[Data extracted from a collection]
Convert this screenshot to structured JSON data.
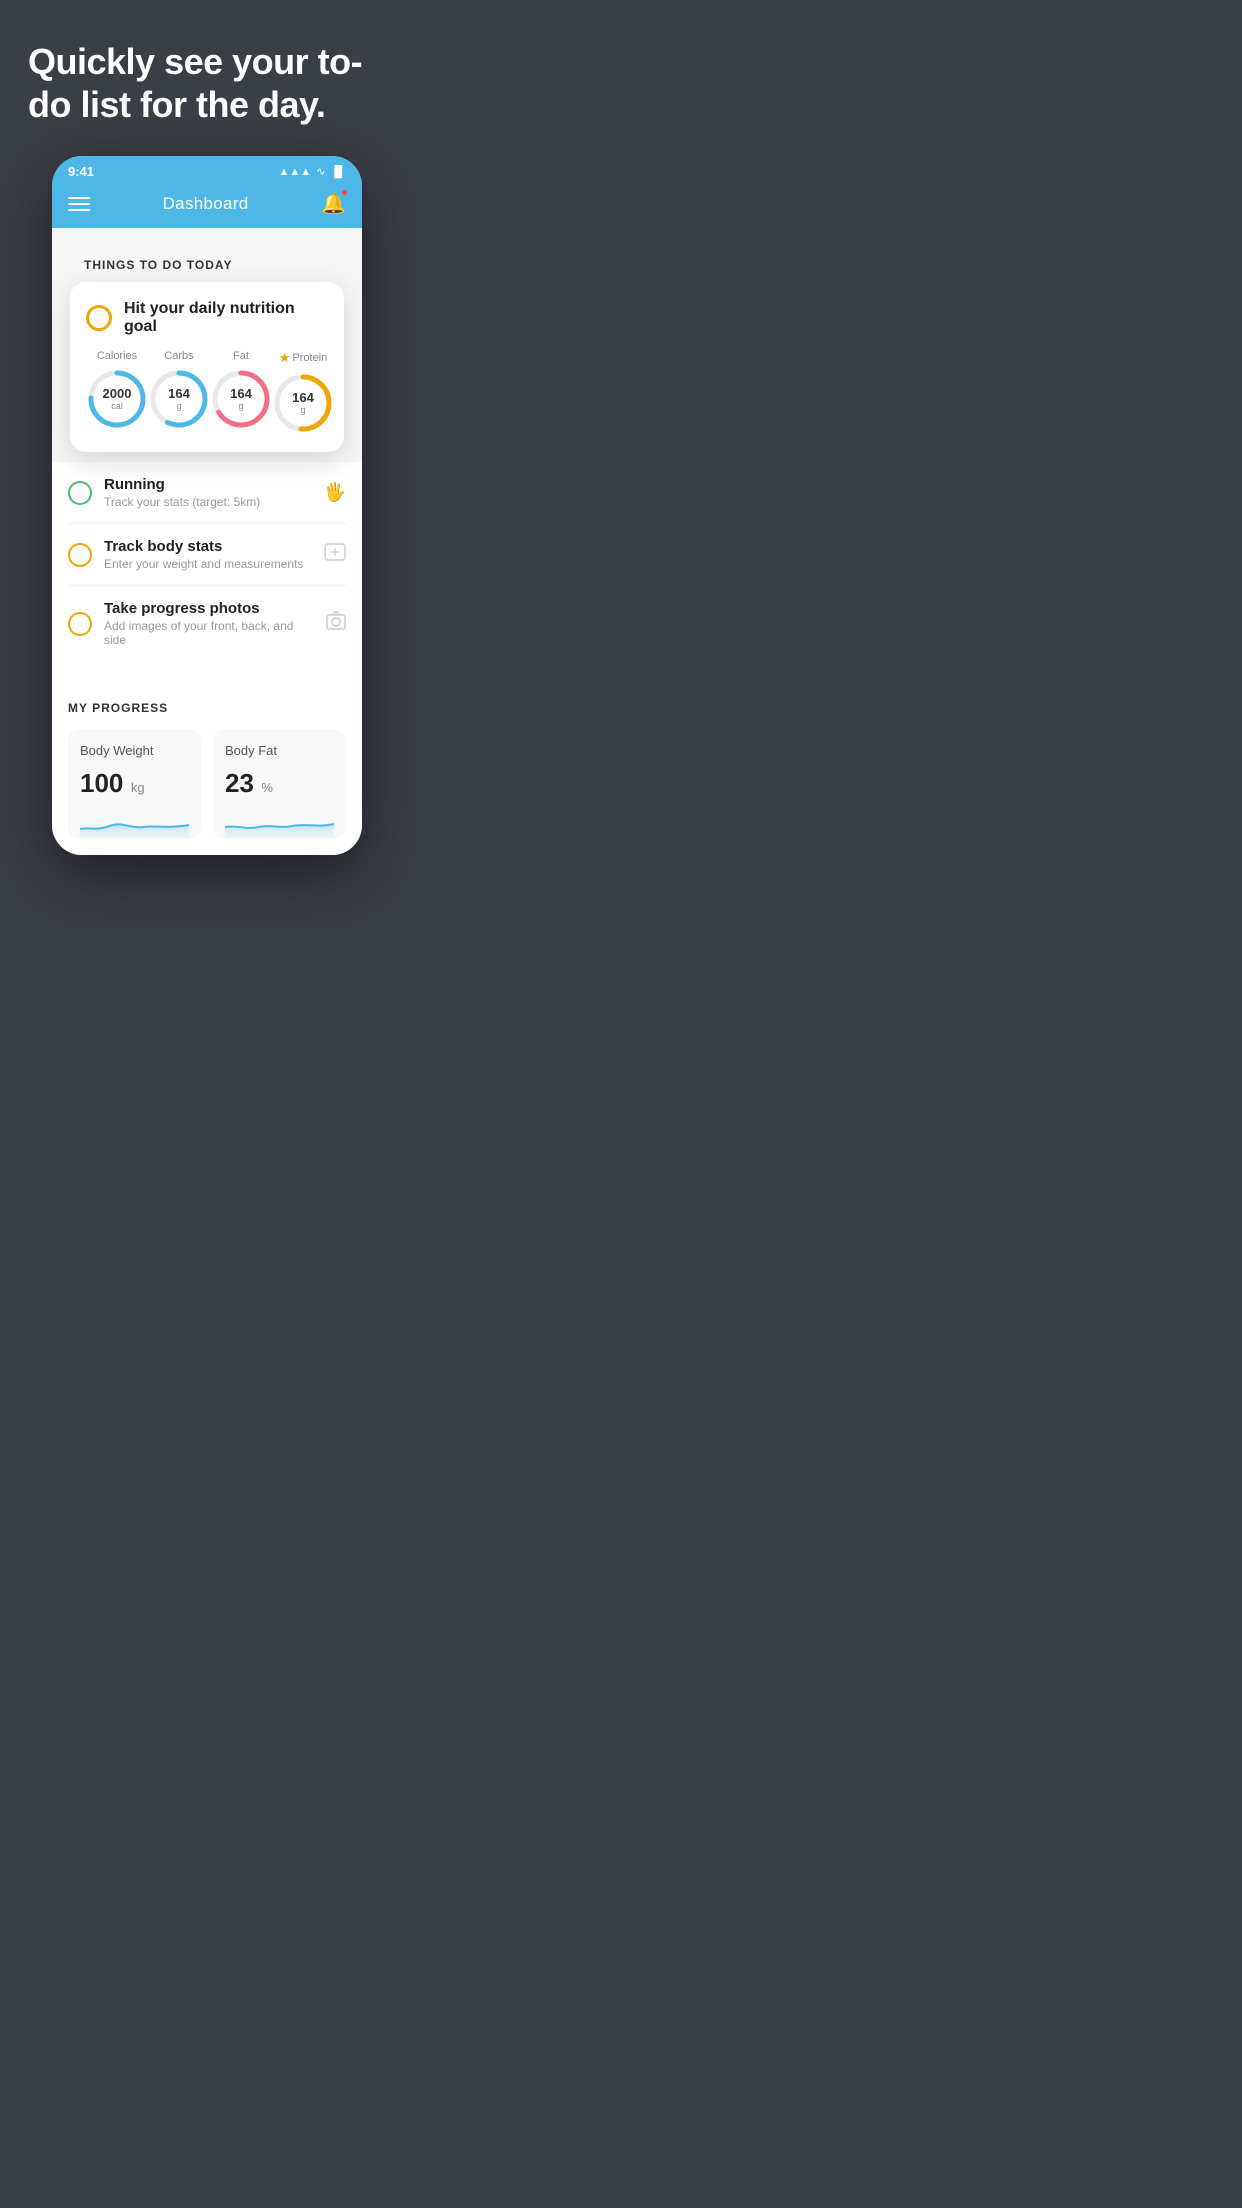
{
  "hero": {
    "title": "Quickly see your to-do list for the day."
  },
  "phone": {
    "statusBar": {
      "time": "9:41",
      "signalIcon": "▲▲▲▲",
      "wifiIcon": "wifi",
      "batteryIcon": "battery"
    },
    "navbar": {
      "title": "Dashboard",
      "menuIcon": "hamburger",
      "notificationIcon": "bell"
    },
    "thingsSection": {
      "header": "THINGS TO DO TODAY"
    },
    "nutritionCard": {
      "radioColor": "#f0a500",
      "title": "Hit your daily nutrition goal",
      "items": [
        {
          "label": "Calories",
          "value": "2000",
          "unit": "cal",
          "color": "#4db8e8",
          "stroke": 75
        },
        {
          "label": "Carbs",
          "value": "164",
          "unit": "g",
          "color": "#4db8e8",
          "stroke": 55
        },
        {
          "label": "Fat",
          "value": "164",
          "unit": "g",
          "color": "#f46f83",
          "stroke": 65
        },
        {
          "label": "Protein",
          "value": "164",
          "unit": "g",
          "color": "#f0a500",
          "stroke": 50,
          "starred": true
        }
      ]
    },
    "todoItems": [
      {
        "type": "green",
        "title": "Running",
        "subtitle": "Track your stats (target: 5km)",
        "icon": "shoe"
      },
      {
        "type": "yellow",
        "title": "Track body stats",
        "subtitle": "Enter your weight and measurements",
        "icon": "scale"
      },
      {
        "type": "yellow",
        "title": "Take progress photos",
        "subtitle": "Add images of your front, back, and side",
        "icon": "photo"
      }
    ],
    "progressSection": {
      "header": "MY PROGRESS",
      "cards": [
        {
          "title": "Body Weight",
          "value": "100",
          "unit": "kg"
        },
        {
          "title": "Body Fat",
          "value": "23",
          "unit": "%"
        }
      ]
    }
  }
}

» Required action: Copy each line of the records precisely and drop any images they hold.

» Finished exercise:
Convert this screenshot to structured JSON data.
{
  "hero": {
    "title": "Quickly see your to-do list for the day."
  },
  "phone": {
    "statusBar": {
      "time": "9:41",
      "signalIcon": "▲▲▲▲",
      "wifiIcon": "wifi",
      "batteryIcon": "battery"
    },
    "navbar": {
      "title": "Dashboard",
      "menuIcon": "hamburger",
      "notificationIcon": "bell"
    },
    "thingsSection": {
      "header": "THINGS TO DO TODAY"
    },
    "nutritionCard": {
      "radioColor": "#f0a500",
      "title": "Hit your daily nutrition goal",
      "items": [
        {
          "label": "Calories",
          "value": "2000",
          "unit": "cal",
          "color": "#4db8e8",
          "stroke": 75
        },
        {
          "label": "Carbs",
          "value": "164",
          "unit": "g",
          "color": "#4db8e8",
          "stroke": 55
        },
        {
          "label": "Fat",
          "value": "164",
          "unit": "g",
          "color": "#f46f83",
          "stroke": 65
        },
        {
          "label": "Protein",
          "value": "164",
          "unit": "g",
          "color": "#f0a500",
          "stroke": 50,
          "starred": true
        }
      ]
    },
    "todoItems": [
      {
        "type": "green",
        "title": "Running",
        "subtitle": "Track your stats (target: 5km)",
        "icon": "shoe"
      },
      {
        "type": "yellow",
        "title": "Track body stats",
        "subtitle": "Enter your weight and measurements",
        "icon": "scale"
      },
      {
        "type": "yellow",
        "title": "Take progress photos",
        "subtitle": "Add images of your front, back, and side",
        "icon": "photo"
      }
    ],
    "progressSection": {
      "header": "MY PROGRESS",
      "cards": [
        {
          "title": "Body Weight",
          "value": "100",
          "unit": "kg"
        },
        {
          "title": "Body Fat",
          "value": "23",
          "unit": "%"
        }
      ]
    }
  }
}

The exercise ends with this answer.